For those of us who attended Sundance this year, where Lee Daniels’ adaptation of an Oprah-sanctified novel of inner city struggle under the fulsome title Push: Based on the Novel by Sapphire received a virtual coronation (but was not acquired), the last 24 hours have been amusing. The New York Times ran a piece yesterday under the cart-before-the-horse title of “Wrenching Film Poses Marketing Challenge,” about how “eyebrows arched all over Hollywood” over Lionsgate’s allegedly reckless acquisition last Monday of Push: Sapphire for $5.5 million – or peanuts, given that the marketing cost on a $5 home movie if it were put through today’s TV-and-web-reliant pipeline would add $20 million of expense to any pricetag.
Push: Sapphire is in fact a far surer bet than many an art movie, because it’s already established itself as a reviews-driven critical favorite – the very strategy that allowed the admittedly more crowd-pleasing Slumdog Millionaire to find an audience and almost certain Oscar glory. But recessionary Hollywood is behaving like recessionary Washington by suddenly reclaiming its fiscal virginity after the spree of the last twenty or so years, and so studios who used to use Sundance to engage in mad bidding wars to see who would get to lose the most millions on Happy Texas, Care of the Spitfire Grill, Son of Rambow and The Castle are suddenly shocked, shocked to see another company open its checkbook wide enough to get a mid six figures pay-slip into some producer/director’s hand. If NYT is to be believed, Lionsgate is being tsked at from every direction – and this despite the fact that the studio’s low-budget cash cow Tyler Perry is ALREADY promoting Push: Sapphire to anyone who’ll listen to him, including Oprah herself, who, like Perry, has seen the film and promised to support it when it comes out.
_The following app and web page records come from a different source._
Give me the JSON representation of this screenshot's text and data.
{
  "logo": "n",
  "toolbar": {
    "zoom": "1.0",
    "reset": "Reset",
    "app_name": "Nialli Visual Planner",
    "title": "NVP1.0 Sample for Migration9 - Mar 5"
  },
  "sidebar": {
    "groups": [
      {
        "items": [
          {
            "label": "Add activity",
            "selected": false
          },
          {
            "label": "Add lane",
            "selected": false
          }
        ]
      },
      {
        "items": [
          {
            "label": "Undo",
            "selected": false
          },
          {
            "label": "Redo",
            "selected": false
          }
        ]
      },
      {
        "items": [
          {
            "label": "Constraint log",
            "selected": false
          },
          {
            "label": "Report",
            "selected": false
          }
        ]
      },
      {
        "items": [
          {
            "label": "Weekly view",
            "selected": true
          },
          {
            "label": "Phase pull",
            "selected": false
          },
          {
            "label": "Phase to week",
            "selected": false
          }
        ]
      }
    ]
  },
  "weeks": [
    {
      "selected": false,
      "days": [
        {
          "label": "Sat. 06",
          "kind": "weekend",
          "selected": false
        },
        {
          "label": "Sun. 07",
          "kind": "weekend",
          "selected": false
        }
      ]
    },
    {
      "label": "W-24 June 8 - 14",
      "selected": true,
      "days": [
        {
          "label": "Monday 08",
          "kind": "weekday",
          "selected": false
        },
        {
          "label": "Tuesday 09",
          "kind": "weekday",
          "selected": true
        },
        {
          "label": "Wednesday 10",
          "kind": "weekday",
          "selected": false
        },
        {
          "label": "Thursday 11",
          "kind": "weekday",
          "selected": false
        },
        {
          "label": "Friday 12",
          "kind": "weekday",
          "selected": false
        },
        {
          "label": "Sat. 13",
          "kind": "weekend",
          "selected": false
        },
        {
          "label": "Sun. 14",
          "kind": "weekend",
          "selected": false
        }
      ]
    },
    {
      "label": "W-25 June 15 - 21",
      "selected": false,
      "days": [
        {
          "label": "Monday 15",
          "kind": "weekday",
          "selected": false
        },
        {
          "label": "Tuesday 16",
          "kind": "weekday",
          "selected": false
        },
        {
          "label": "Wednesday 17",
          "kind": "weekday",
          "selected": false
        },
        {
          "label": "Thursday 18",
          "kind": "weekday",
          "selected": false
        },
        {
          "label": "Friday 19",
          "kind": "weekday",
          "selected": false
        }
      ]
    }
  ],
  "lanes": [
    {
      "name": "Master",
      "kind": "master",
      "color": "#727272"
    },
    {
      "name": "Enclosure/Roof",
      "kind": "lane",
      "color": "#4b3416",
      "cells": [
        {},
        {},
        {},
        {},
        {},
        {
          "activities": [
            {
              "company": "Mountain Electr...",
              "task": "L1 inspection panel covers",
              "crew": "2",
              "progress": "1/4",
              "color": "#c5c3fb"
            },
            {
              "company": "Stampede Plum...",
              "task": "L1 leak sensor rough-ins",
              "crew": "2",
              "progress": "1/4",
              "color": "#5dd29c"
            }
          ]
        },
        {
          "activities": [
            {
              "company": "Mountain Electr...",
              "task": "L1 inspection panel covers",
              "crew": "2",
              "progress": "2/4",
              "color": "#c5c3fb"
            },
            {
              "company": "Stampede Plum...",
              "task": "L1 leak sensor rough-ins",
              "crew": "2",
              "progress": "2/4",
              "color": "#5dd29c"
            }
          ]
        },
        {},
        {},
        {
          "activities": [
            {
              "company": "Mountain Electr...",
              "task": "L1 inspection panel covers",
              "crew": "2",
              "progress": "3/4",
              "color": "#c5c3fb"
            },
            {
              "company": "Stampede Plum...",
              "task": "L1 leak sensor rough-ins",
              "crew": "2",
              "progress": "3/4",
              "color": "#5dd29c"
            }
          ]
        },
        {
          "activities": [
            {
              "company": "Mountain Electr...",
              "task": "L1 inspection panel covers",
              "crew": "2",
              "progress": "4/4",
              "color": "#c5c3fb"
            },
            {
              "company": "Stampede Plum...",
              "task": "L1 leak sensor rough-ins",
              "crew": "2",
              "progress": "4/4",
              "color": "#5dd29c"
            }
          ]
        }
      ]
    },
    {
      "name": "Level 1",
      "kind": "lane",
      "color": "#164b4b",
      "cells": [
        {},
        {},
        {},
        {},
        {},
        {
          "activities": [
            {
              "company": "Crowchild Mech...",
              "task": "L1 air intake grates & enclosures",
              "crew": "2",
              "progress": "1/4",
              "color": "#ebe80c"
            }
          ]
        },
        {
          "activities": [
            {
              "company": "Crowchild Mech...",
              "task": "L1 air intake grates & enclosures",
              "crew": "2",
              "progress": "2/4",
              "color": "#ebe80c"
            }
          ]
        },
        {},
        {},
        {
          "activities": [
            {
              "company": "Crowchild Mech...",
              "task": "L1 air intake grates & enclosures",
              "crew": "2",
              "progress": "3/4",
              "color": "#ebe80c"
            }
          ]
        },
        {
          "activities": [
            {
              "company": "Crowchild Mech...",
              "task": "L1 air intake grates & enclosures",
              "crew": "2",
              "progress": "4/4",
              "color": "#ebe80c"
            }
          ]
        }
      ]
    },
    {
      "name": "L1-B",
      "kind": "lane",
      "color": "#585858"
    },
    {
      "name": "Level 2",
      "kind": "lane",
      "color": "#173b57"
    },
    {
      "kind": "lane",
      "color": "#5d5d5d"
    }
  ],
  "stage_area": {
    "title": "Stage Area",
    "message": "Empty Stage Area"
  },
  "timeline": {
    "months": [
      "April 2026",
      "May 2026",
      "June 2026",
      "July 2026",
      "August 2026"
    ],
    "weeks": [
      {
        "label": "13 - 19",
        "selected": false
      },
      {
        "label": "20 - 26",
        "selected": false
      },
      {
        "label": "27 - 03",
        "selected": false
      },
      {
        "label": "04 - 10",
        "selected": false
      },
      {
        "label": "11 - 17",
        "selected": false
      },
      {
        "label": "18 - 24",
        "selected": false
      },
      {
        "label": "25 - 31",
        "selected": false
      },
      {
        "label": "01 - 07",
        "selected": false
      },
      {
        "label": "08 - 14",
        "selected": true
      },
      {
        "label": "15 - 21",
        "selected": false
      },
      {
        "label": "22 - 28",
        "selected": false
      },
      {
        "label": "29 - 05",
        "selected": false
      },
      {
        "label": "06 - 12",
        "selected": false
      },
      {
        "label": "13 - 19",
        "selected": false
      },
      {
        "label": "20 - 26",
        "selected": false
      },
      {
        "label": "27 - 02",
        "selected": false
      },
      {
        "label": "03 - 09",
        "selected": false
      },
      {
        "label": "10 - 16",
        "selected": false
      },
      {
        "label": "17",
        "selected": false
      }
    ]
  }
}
It could be argued that any studio that’s grossed as many hundreds of millions on Tyler Perry theatrical and DVD product as Lionsgate has is already behaving in its own best interest by keeping their urban auteur satisfied. It could also be argued that, as I believe Irving Thalberg used to insist, sometimes a successful movie company needs to risk losing money on something unique, because it helps the whole medium move forward just a little bit. But it turns out neither of these arguments need to be made.
Because if Push: Sapphire is such a guaranteed box office loser, why did we get another big headline for this little film? It seems that as of today (Feb. 5), Lionsgate and the Weinstein Company are suing each other over who gets to distribute the picture. Allegedly, Lionsgate filed first in L.A. in order to protect their deal when the Weinsteins started claiming they had a “firm agreement” with the film’s producers. The Weinsteins counter-sued in New York.
Whatever the merits or outcome of the legal battles, it seems pretty clear that some major players in what’s left of the indie marketplace are trying to elbow each other out of the way to get their hands on this dark, disturbing but brilliantly acted picture. If the spectacle of Lionsgate and the Weinsteins in courtroom battle goes on for long enough, maybe Daniels will just have to change the name of his picture. To